09/13/2011 12:38 EDT | Updated 11/13/2011 05:12 EST

How You Think About Money Is as Important as How Much You Have

The Adventures of the Sandwich Generation is for all those boomers who are squeezed between the demands of raising their kids and the responsibility of caring for their elderly parents -- all while managing their own issues in-between. It's a celebration of this exhilarating and sometimes heartbreaking ride and an attempt to provide insight, advice -- and as often as humanly possible, humour. Definitely humour. As actress Bette Davis once said, "Fasten your seat belts, it's going to be a bumpy night." But hey, if it wasn't a little bumpy there'd be no thrills at all, would there? Keep smiling and... buckle up

With apologies to Scarlett O'Hara: "As God is my witness, I will not be a bag lady in 30 years!"

That is my goal and the goal of many boomers who find themselves struggling with the costs of children at home or in university, a volatile economy wreaking havoc on their savings and investments, elderly parents who need costly care and a host of everyday demands and unexpected crises.

We all want to make sure we have enough money for the future but there are so many strains on the budget these days. The truth is there will always be something you didn't see coming. And like most everything in life, how you respond to a situation is usually more important than the situation itself -- no matter how dire it may seem.

That's why Scarlett O'Hara is such a good role model for boomers who feel like they're two toonies from oblivion on any given day.  She didn't let circumstances do her in and she had a very practical relationship with money and how it could work for her.

What's your relationship to money?

How you respond to the demands on your budget has everything to do with your relationship with money. Is it a tool that you control or have you no idea how to manage it? Do you follow a budget? Would you rather save what you can than take a risk and invest?

Think back to the home you grew up in. Did your father manage the finances leaving your mother in the dark? Did your father earn the money and give it to your mother to manage? Did your parents both contribute to the finances and jointly run things? Did they teach you the importance of saving and investing when you were young or did you learn what you know through trial and error?

Fortunately today's education system is finally realizing the value of teaching our kids about money management but for many boomers it was the luck of the draw. If your parents didn't teach you about money you were on your own -- and you may have developed problematic beliefs about it too.

Erroneous beliefs about money

How we think about money is as important as how much we have -- perhaps more important. Do you think you deserve to be financially stable? Do you think people put too much emphasis on money? Is it better to be poor and happy than rich and unhappy? Are you optimistic that things will work out somehow?  What beliefs have you developed about money and are they sound?

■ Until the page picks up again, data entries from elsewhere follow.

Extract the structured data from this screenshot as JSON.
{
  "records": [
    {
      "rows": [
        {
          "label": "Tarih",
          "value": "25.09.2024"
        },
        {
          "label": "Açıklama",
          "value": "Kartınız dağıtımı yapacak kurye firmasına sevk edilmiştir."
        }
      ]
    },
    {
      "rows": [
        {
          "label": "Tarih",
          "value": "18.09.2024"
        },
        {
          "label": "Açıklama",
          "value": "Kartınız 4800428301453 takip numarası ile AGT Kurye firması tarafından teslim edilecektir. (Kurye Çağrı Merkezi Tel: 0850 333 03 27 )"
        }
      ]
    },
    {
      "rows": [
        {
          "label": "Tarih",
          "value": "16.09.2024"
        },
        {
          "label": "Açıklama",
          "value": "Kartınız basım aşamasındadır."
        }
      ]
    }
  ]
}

Often it's how you think about money that is keeping you from having enough to live on comfortably. Those beliefs about money can also influence whether or not the money you have, grows. In fact, having money that grows for you - residual income that comes in whether you're working or not -- is very important. It can be the key to whether you are struggling or whether you are prospering.

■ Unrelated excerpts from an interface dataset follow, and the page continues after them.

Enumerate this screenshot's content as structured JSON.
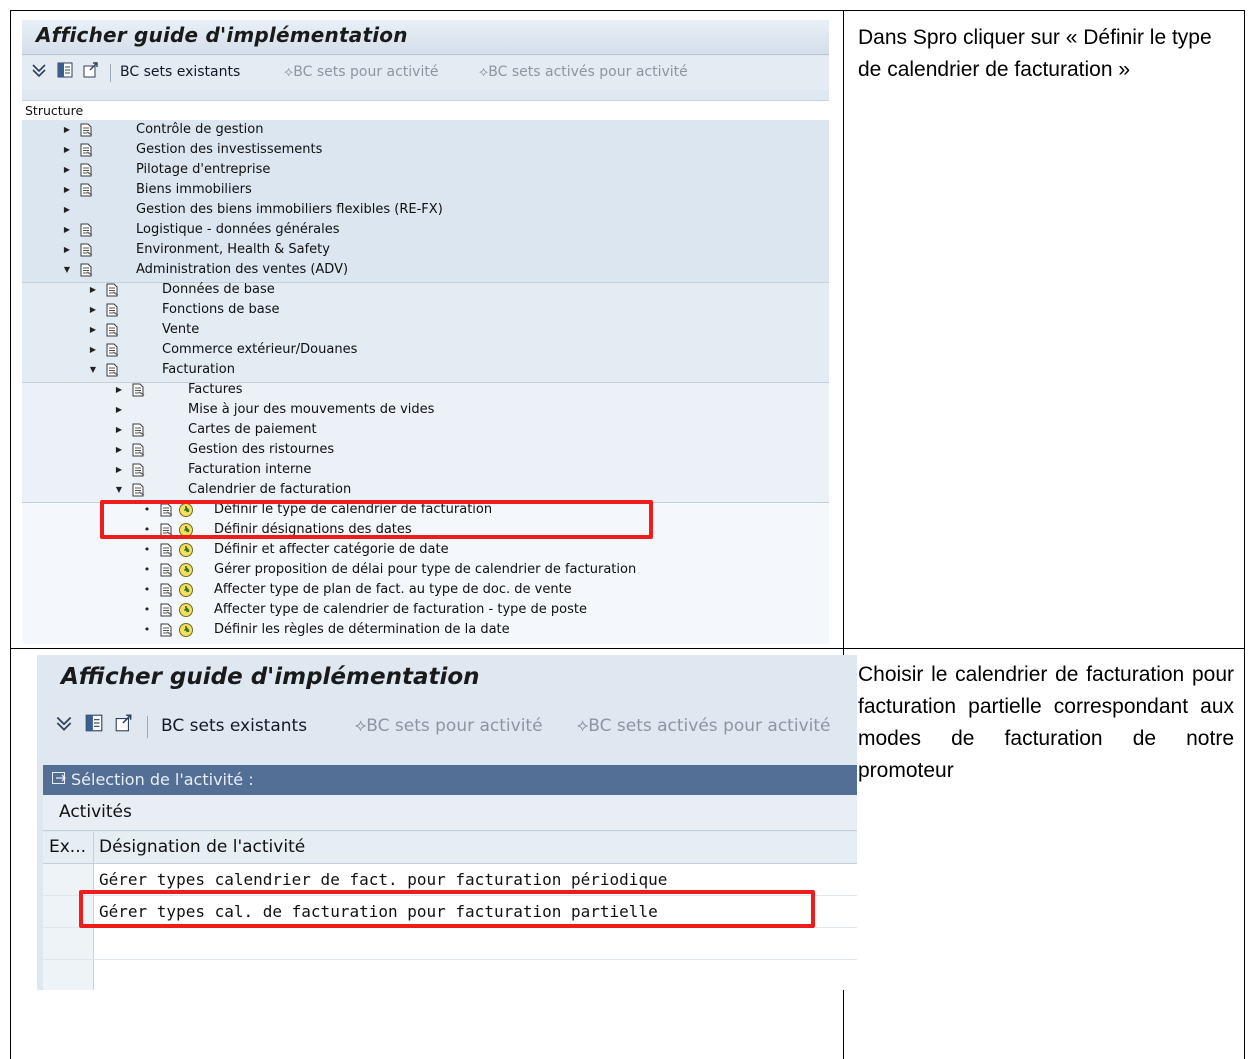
{
  "row1": {
    "instruction": "Dans Spro cliquer sur « Définir le type de calendrier de facturation »",
    "screenshot": {
      "title": "Afficher guide d'implémentation",
      "toolbar": {
        "bc_sets_existants": "BC sets existants",
        "bc_sets_activite": "BC sets pour activité",
        "bc_sets_actives": "BC sets activés pour activité"
      },
      "tree_header": "Structure",
      "items": [
        {
          "label": "Contrôle de gestion"
        },
        {
          "label": "Gestion des investissements"
        },
        {
          "label": "Pilotage d'entreprise"
        },
        {
          "label": "Biens immobiliers"
        },
        {
          "label": "Gestion des biens immobiliers flexibles (RE-FX)"
        },
        {
          "label": "Logistique - données générales"
        },
        {
          "label": "Environment, Health & Safety"
        },
        {
          "label": "Administration des ventes (ADV)"
        },
        {
          "label": "Données de base"
        },
        {
          "label": "Fonctions de base"
        },
        {
          "label": "Vente"
        },
        {
          "label": "Commerce extérieur/Douanes"
        },
        {
          "label": "Facturation"
        },
        {
          "label": "Factures"
        },
        {
          "label": "Mise à jour des mouvements de vides"
        },
        {
          "label": "Cartes de paiement"
        },
        {
          "label": "Gestion des ristournes"
        },
        {
          "label": "Facturation interne"
        },
        {
          "label": "Calendrier de facturation"
        },
        {
          "label": "Définir le type de calendrier de facturation"
        },
        {
          "label": "Définir désignations des dates"
        },
        {
          "label": "Définir et affecter catégorie de date"
        },
        {
          "label": "Gérer proposition de délai pour type de calendrier de facturation"
        },
        {
          "label": "Affecter type de plan de fact. au type de doc. de vente"
        },
        {
          "label": "Affecter type de calendrier de facturation - type de poste"
        },
        {
          "label": "Définir les règles de détermination de la date"
        }
      ]
    }
  },
  "row2": {
    "instruction": "Choisir le calendrier de facturation pour facturation partielle correspondant aux modes de facturation de notre promoteur",
    "screenshot": {
      "title": "Afficher guide d'implémentation",
      "toolbar": {
        "bc_sets_existants": "BC sets existants",
        "bc_sets_activite": "BC sets pour activité",
        "bc_sets_actives": "BC sets activés pour activité"
      },
      "selection_title": "Sélection de l'activité :",
      "section_header": "Activités",
      "col_ex": "Ex...",
      "col_designation": "Désignation de l'activité",
      "rows": [
        "Gérer types calendrier de fact. pour facturation périodique",
        "Gérer types cal. de facturation pour facturation partielle"
      ]
    }
  },
  "colors": {
    "highlight": "#ef1c1c",
    "sap_panel": "#dfe8f1",
    "selection_bar": "#546f95"
  }
}
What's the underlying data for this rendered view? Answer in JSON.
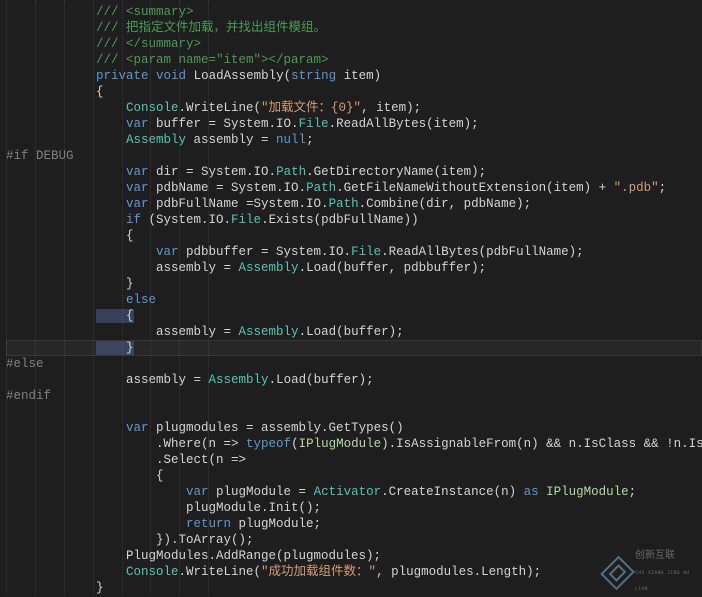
{
  "lines": [
    [
      [
        "cmt",
        "/// <summary>"
      ]
    ],
    [
      [
        "cmt",
        "/// 把指定文件加载，并找出组件模组。"
      ]
    ],
    [
      [
        "cmt",
        "/// </summary>"
      ]
    ],
    [
      [
        "cmt",
        "/// <param name=\"item\"></param>"
      ]
    ],
    [
      [
        "kw",
        "private"
      ],
      [
        "punc",
        " "
      ],
      [
        "kw",
        "void"
      ],
      [
        "punc",
        " "
      ],
      [
        "id",
        "LoadAssembly("
      ],
      [
        "kw",
        "string"
      ],
      [
        "punc",
        " item)"
      ]
    ],
    [
      [
        "punc",
        "{"
      ]
    ],
    [
      [
        "cls",
        "    Console"
      ],
      [
        "punc",
        ".WriteLine("
      ],
      [
        "str",
        "\"加载文件：{0}\""
      ],
      [
        "punc",
        ", item);"
      ]
    ],
    [
      [
        "kw",
        "    var"
      ],
      [
        "punc",
        " buffer = System.IO."
      ],
      [
        "cls",
        "File"
      ],
      [
        "punc",
        ".ReadAllBytes(item);"
      ]
    ],
    [
      [
        "cls",
        "    Assembly"
      ],
      [
        "punc",
        " assembly = "
      ],
      [
        "kw",
        "null"
      ],
      [
        "punc",
        ";"
      ]
    ],
    [
      [
        "pp",
        "#if DEBUG"
      ]
    ],
    [
      [
        "kw",
        "    var"
      ],
      [
        "punc",
        " dir = System.IO."
      ],
      [
        "cls",
        "Path"
      ],
      [
        "punc",
        ".GetDirectoryName(item);"
      ]
    ],
    [
      [
        "kw",
        "    var"
      ],
      [
        "punc",
        " pdbName = System.IO."
      ],
      [
        "cls",
        "Path"
      ],
      [
        "punc",
        ".GetFileNameWithoutExtension(item) + "
      ],
      [
        "str",
        "\".pdb\""
      ],
      [
        "punc",
        ";"
      ]
    ],
    [
      [
        "kw",
        "    var"
      ],
      [
        "punc",
        " pdbFullName =System.IO."
      ],
      [
        "cls",
        "Path"
      ],
      [
        "punc",
        ".Combine(dir, pdbName);"
      ]
    ],
    [
      [
        "kw",
        "    if"
      ],
      [
        "punc",
        " (System.IO."
      ],
      [
        "cls",
        "File"
      ],
      [
        "punc",
        ".Exists(pdbFullName))"
      ]
    ],
    [
      [
        "punc",
        "    {"
      ]
    ],
    [
      [
        "kw",
        "        var"
      ],
      [
        "punc",
        " pdbbuffer = System.IO."
      ],
      [
        "cls",
        "File"
      ],
      [
        "punc",
        ".ReadAllBytes(pdbFullName);"
      ]
    ],
    [
      [
        "punc",
        "        assembly = "
      ],
      [
        "cls",
        "Assembly"
      ],
      [
        "punc",
        ".Load(buffer, pdbbuffer);"
      ]
    ],
    [
      [
        "punc",
        "    }"
      ]
    ],
    [
      [
        "kw",
        "    else"
      ]
    ],
    [
      [
        "punc",
        "    {"
      ]
    ],
    [
      [
        "punc",
        "        assembly = "
      ],
      [
        "cls",
        "Assembly"
      ],
      [
        "punc",
        ".Load(buffer);"
      ]
    ],
    [
      [
        "punc",
        "    }"
      ]
    ],
    [
      [
        "pp",
        "#else"
      ]
    ],
    [
      [
        "punc",
        "    assembly = "
      ],
      [
        "cls",
        "Assembly"
      ],
      [
        "punc",
        ".Load(buffer);"
      ]
    ],
    [
      [
        "pp",
        "#endif"
      ]
    ],
    [
      [
        "punc",
        ""
      ]
    ],
    [
      [
        "kw",
        "    var"
      ],
      [
        "punc",
        " plugmodules = assembly.GetTypes()"
      ]
    ],
    [
      [
        "punc",
        "        .Where(n => "
      ],
      [
        "kw",
        "typeof"
      ],
      [
        "punc",
        "("
      ],
      [
        "intf",
        "IPlugModule"
      ],
      [
        "punc",
        ").IsAssignableFrom(n) && n.IsClass && !n.IsAbstract)"
      ]
    ],
    [
      [
        "punc",
        "        .Select(n =>"
      ]
    ],
    [
      [
        "punc",
        "        {"
      ]
    ],
    [
      [
        "kw",
        "            var"
      ],
      [
        "punc",
        " plugModule = "
      ],
      [
        "cls",
        "Activator"
      ],
      [
        "punc",
        ".CreateInstance(n) "
      ],
      [
        "kw",
        "as"
      ],
      [
        "punc",
        " "
      ],
      [
        "intf",
        "IPlugModule"
      ],
      [
        "punc",
        ";"
      ]
    ],
    [
      [
        "punc",
        "            plugModule.Init();"
      ]
    ],
    [
      [
        "kw",
        "            return"
      ],
      [
        "punc",
        " plugModule;"
      ]
    ],
    [
      [
        "punc",
        "        }).ToArray();"
      ]
    ],
    [
      [
        "punc",
        "    PlugModules.AddRange(plugmodules);"
      ]
    ],
    [
      [
        "cls",
        "    Console"
      ],
      [
        "punc",
        ".WriteLine("
      ],
      [
        "str",
        "\"成功加载组件数：\""
      ],
      [
        "punc",
        ", plugmodules.Length);"
      ]
    ],
    [
      [
        "punc",
        "}"
      ]
    ]
  ],
  "base_indents": [
    3,
    3,
    3,
    3,
    3,
    3,
    3,
    3,
    3,
    0,
    3,
    3,
    3,
    3,
    3,
    3,
    3,
    3,
    3,
    3,
    3,
    3,
    0,
    3,
    0,
    3,
    3,
    3,
    3,
    3,
    3,
    3,
    3,
    3,
    3,
    3,
    3
  ],
  "highlight_line": 21,
  "selection_lines": [
    19,
    21
  ],
  "watermark": "创新互联",
  "watermark_sub": "CHI XIANG JING HU LIAN"
}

Bad habits can be unlearned

The good news is that bad beliefs and habits can be unlearned. With knowledge, discipline and fortitude, we can always change course and move forward.

For example, many women would rather save their money in vehicles like GICs than risk investing it in mutual funds. But the key is to save as well as invest and to build a diversified portfolio.  If your income is low it may make sense to take out an RRSP loan and use the tax refund to help repay it so that you are still increasing your RRSP. Maybe you should take out a line of credit and invest some of the money for the future. There are many creative options that your bank manager or certified financial planner (CFP) can suggest. You can also attend money management workshops in your local area.

It is often the way we think about money that keeps money away from us, not the reality that we don't earn a lot or the fact that circumstances beyond our control have put us in debt.

Whenever you're feeling overwhelmed by the demands on your bank account, take a moment and think about your relationship toward money. There is a very definite correlation between how financially prosperous you are and how you think.

Here are some links you may find helpful:

For tips on saving for retirement check out:

* * * * * Canada's Guide to retirement living